The statement also said "George dedicated his life to providing women with high-quality health care despite frequent threats and violence."
Attorney General Eric H. Holder Jr. said last night that he had ordered the U.S. Marshals Service "to offer protection to other appropriate people and facilities around the nation." He added: "As a precautionary measure, we will also take appropriate steps to help prevent any related acts of violence from occurring."
Activists on both sides of the issue denounced the attack.
"Dr. Tiller's murder will send a chill down the spines of the brave and courageous providers and other professionals who are part of reproductive-health centers that serve women across this country," said Nancy Keenan, president of NARAL Pro-Choice America, who pledged support for "providing these essential services."
Operation Rescue President Troy Newman, whose group is based in Wichita and whose Web site carries a "Tiller Watch" feature, said he was "shocked" by the killing.
"Operation Rescue has worked for years through peaceful, legal means, and through the proper channels to see him brought to justice," Newman said in a statement. "We denounce vigilantism and the cowardly act that took place this morning."
But Randall Terry, founder of Operation Rescue, called Tiller "a mass murderer" and added: "We grieve for him that he did not have time to properly prepare his soul to face God."
A posting from May 2007 on Operation Rescue's Web site, from a person identifying himself as "Scott Roeder," sought volunteers to "attend Tillers church (inside, not just outside)" to "ask questions of the Pastor, Deacons, Elders and members. . . . Doesn't seem like it would hurt anything but bring more attention to Tiller."
Tiller was shot just after 10 a.m. services began at Reformation Lutheran Church, where he was handing out bulletins in the church lobby.
Adam Watkins, 20, told the Associated Press that he was sitting in the middle of the congregation when he heard a small pop at the start of the service.
"We just thought a child had come in with a balloon and it had popped, had gone up and hit the ceiling and popped," Watkins said.
Another usher came in and told the congregation to remain seated, then escorted Tiller's wife, Jeanne, out. "When she got to the back doors, we heard her scream, and so we knew something bad had happened," Watkins said.
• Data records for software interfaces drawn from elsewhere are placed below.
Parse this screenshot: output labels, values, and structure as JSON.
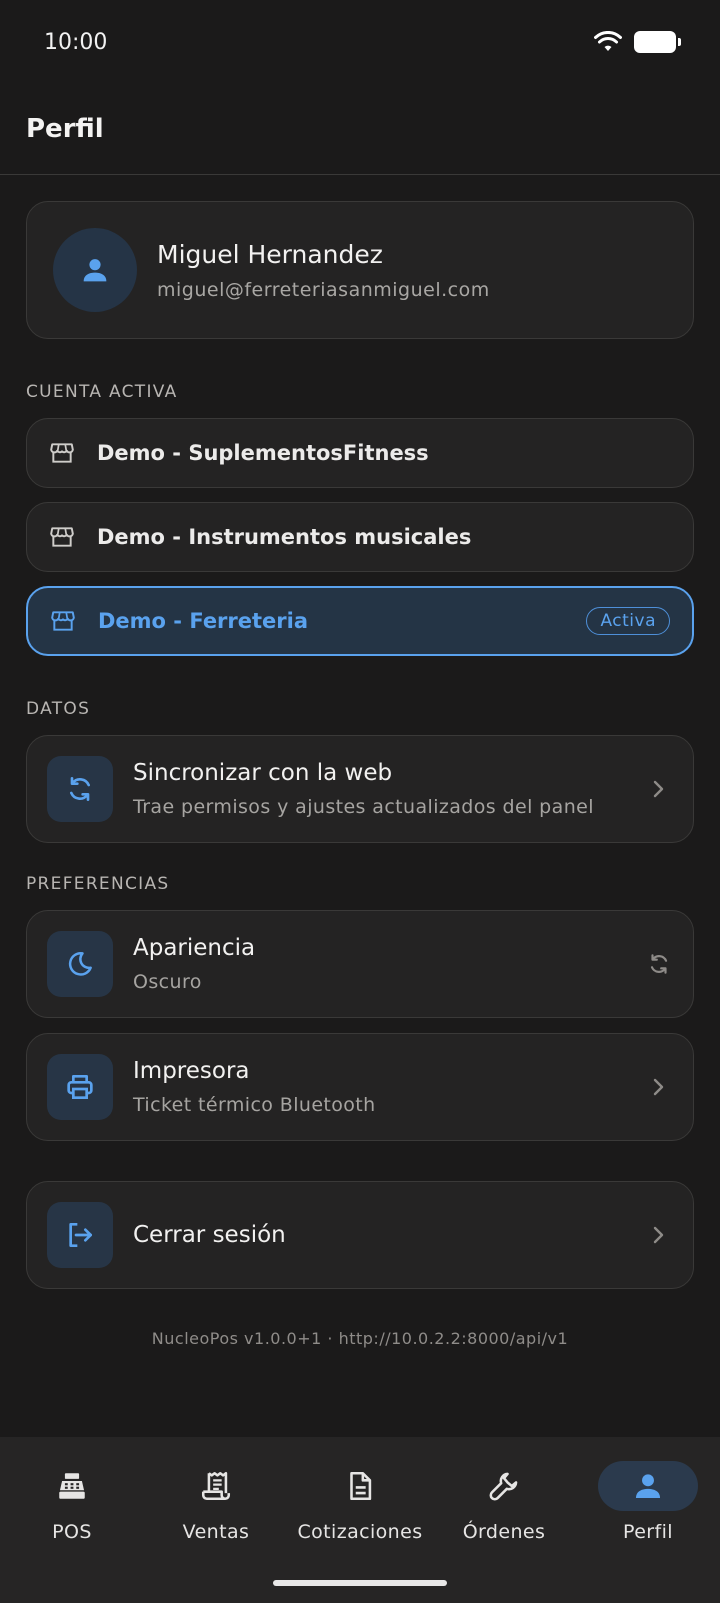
{
  "status_bar": {
    "time": "10:00"
  },
  "app_bar": {
    "title": "Perfil"
  },
  "profile": {
    "name": "Miguel Hernandez",
    "email": "miguel@ferreteriasanmiguel.com"
  },
  "sections": {
    "accounts": "CUENTA ACTIVA",
    "data": "DATOS",
    "preferences": "PREFERENCIAS"
  },
  "accounts": [
    {
      "label": "Demo - SuplementosFitness",
      "active": false
    },
    {
      "label": "Demo - Instrumentos musicales",
      "active": false
    },
    {
      "label": "Demo - Ferreteria",
      "active": true,
      "badge": "Activa"
    }
  ],
  "sync": {
    "title": "Sincronizar con la web",
    "subtitle": "Trae permisos y ajustes actualizados del panel"
  },
  "appearance": {
    "title": "Apariencia",
    "subtitle": "Oscuro"
  },
  "printer": {
    "title": "Impresora",
    "subtitle": "Ticket térmico Bluetooth"
  },
  "logout": {
    "title": "Cerrar sesión"
  },
  "footer": {
    "text": "NucleoPos v1.0.0+1  ·  http://10.0.2.2:8000/api/v1"
  },
  "nav": [
    {
      "label": "POS",
      "icon": "cash-register-icon"
    },
    {
      "label": "Ventas",
      "icon": "receipt-icon"
    },
    {
      "label": "Cotizaciones",
      "icon": "document-icon"
    },
    {
      "label": "Órdenes",
      "icon": "wrench-icon"
    },
    {
      "label": "Perfil",
      "icon": "person-icon",
      "selected": true
    }
  ],
  "colors": {
    "background": "#1b1a1a",
    "card": "#242323",
    "accent": "#5aa2ee",
    "active_bg": "#243445"
  }
}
The church held a special memorial service for Tiller on Sunday evening. Reporters were not allowed to attend.
Tiller's clinic was bombed in 1985, then rebuilt and fortified with bulletproof glass. A private security firm protected it, and Tiller at times wore a bulletproof vest, drove an armored car and was accompanied by a bodyguard.
Tiller, a former Navy flight surgeon, assumed his father's family practice in Wichita. He had said he learned that his father had performed abortions when one of his patients asked if he would continue the practice. Tiller said he was surprised his father had risked his medical license by performing the procedure.
He began performing abortions after the 1973 Supreme Court decision in Roe v. Wade permitted the practice.
"Prenatal testing without prenatal choices is medical fraud," Tiller once said.
Tiller was closely aligned with former Kansas governor Kathleen Sebelius, now Obama's secretary of health and human services. Her strong stand on abortion rights and association with Tiller held up her confirmation.
Upon questioning, she told the Senate Finance Committee that Tiller had contributed $12,450 to her campaigns from 1994 to 2001 and $23,000 to a political action committee Sebelius controlled.
"This is sad and shocking news," Sebelius said after Tiller's shooting. "My prayers go out to the Tiller family and to the members of his church who witnessed this terrible crime."